When it comes to genres, puzzle games are the hardest to get right. Not only are there the inevitable Tetris comparisons (there, we've done it already!), the games also have to possess the immediate, addictive qualities of crack cocaine sprinkled with icing sugar, so you're hooked straight away. And there also has to be a long-term challenge.

Yet, despite alarmist calls to the contrary, games don't (yet) rewire your nervous system the way narcotics do. So if a game is boring the twentieth time you play it, you don't have any compulsion to pick it up for the twenty first time.

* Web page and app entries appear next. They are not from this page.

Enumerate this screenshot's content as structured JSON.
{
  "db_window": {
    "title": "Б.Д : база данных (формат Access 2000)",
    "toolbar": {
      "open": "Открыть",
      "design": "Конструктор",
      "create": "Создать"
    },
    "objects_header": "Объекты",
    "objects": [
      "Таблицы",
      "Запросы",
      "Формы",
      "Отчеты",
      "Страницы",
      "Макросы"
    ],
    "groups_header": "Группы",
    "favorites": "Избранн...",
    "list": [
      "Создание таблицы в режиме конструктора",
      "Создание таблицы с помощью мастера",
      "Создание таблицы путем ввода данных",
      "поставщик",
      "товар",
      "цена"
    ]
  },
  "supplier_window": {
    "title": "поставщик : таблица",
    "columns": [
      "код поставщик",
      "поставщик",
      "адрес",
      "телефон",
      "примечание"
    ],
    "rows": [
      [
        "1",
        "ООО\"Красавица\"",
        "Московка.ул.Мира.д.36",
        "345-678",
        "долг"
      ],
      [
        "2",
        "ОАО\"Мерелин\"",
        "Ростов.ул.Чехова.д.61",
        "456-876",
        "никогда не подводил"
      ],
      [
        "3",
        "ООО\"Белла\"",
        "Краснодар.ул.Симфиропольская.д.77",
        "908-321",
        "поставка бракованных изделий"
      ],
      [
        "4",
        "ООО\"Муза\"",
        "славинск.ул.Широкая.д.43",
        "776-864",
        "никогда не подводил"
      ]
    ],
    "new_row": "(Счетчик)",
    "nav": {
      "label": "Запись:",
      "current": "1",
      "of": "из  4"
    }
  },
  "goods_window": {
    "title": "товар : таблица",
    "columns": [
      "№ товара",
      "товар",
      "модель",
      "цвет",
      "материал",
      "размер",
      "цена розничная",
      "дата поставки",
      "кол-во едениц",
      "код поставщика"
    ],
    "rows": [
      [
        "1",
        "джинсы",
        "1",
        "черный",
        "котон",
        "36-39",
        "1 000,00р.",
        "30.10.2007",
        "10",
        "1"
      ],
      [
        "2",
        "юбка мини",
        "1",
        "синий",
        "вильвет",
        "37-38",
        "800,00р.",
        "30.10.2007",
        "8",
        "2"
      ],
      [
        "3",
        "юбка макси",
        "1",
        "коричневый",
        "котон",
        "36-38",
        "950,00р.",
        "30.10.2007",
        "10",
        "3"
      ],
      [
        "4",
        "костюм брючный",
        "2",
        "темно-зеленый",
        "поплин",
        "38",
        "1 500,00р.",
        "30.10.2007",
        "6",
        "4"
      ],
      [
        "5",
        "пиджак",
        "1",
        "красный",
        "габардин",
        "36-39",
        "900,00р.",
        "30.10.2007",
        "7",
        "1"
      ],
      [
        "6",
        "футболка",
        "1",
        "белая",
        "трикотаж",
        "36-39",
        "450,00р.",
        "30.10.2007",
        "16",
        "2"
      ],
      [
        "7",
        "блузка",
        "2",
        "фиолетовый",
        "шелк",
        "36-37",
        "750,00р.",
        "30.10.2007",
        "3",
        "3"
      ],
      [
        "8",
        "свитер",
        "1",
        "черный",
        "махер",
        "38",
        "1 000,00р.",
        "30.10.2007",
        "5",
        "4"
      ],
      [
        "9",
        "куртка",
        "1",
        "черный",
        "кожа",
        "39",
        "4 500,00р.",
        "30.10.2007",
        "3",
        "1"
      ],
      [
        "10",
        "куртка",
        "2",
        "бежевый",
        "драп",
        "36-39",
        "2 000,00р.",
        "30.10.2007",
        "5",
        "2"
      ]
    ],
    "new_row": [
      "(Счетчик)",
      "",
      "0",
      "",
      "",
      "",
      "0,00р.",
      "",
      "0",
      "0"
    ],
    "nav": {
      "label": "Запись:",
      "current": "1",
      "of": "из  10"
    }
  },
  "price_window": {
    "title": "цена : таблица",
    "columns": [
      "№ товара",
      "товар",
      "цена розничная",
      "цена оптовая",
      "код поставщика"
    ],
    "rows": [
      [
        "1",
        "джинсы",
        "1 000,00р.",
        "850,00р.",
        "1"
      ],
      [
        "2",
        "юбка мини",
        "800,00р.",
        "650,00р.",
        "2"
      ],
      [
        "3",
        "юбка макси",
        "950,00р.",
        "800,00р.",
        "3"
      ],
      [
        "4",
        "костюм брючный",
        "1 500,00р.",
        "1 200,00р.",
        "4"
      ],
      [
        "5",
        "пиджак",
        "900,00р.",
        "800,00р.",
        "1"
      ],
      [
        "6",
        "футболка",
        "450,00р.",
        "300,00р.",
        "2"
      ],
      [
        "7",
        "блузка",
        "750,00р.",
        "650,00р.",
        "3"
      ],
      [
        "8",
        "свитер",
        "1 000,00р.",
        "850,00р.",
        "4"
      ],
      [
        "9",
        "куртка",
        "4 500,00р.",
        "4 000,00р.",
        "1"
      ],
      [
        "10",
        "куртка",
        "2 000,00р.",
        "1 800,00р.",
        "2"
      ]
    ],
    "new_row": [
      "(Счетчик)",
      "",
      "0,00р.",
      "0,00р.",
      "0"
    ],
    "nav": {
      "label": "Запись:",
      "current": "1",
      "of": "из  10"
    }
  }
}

It was a thought that struck me at 3.30am last night as I played Gunpey. Clearly, it's a game with some addictive qualities. But after having played one level for 23 minutes, I couldn't wait for it to end. I couldn't bear to deliberately force myself to lose, so I just played badly for a bit longer. But I've had no compulsion to pick it up since.

And that says a lot about Gunpey's status as a glass half-full, half-empty-sort of experience.

The game's basic mechanic is very neat. On a 5 x 10 grid, you have to build lines that stretch from one side of the screen to the other by moving four types of line block – diagonal up, diagonal down, angle up and angle down – that rise from the bottom of the screen, up and down their column. You can use the stylus or buttons, but stylus is definitely best.

The trick for success is to build big combos by creating multiple, fragmented lines that when triggered remove the maximum number of blocks from the screen. However, as things get frantic as blocks approach the top of the screen (that's the Game Over condition), you'll also find the skill of quickly throwing together simple five block lines another necessity.

One nice thing about Gunpey is the way it lets you use the whole of the playing area, and hence control the game's pace. If you want, you can just create short, simple lines. You'll play for a long time but you won't score many points, although there is a bonus whenever you completely clear the screen. Equally, you can mix this style with carefully constructed, highly complex, twisted lines, which are just waiting for their final block, or perhaps some skillful last minute re-organisation, in order to fire off.

This is a particularly good tack to take if you're playing using the break rule, which see blocks disappearing and those above dropping down to fill the gap once a line is formed. For example, it provides the opportunity for drop-down combos, which occur when you create a line that goes on to create another line as blocks fall down the screen.

You can also choose to play the original mode, where lines are replaced by empty blocks. Throughout, Gunpey is full of such options.

The most obvious example is an arrow button in the bottom right corner of the screen. It acts a speed-up, immediately loading new blocks onto the bottom of the screen. You don't get extra points for using it though, so it suggests the designers weren't sure how fast the game should play.

Indeed, while there are various different speed and hardness options, and loads of different modes, such as Versus, the career Frontier mode, Time Attack, Stage Attack, and both two-player and four-player local wi-fi multiplayer modes, Gunpey feels a bit fragile.

Everything's beautifully presented, with lots of skins, funky music, and quirky characters to joust against in Frontier mode. Clear multiple blocks and you'll get to launch special attacks too. But somehow none of these many options really convince when compared to the standard 'Endless' mode.

In fact, the most fun to be had with Gunpey is playing the Endless mode using double screens. This forces you to control the pace of two games – one on the top-screen and one on the bottom – with you hitting the rotate button to switch between them. In this case, the arrow button finally does become important, because you'll probably want to play one screen quickly – using it to build up big combos – while letting the other operate at the default speed.

But one part of one mode isn't really good enough to recommend an entire game. In this, Gunpey feels very much like Meteos, which was the first DS puzzle game created by its developer, Q Entertainment.

Gunpey is based on a nice idea, but one that's been stretched in too many directions without ever approaching puzzling perfection. Less crack cocaine then, more like a box of hit-and-miss chocolate liquors.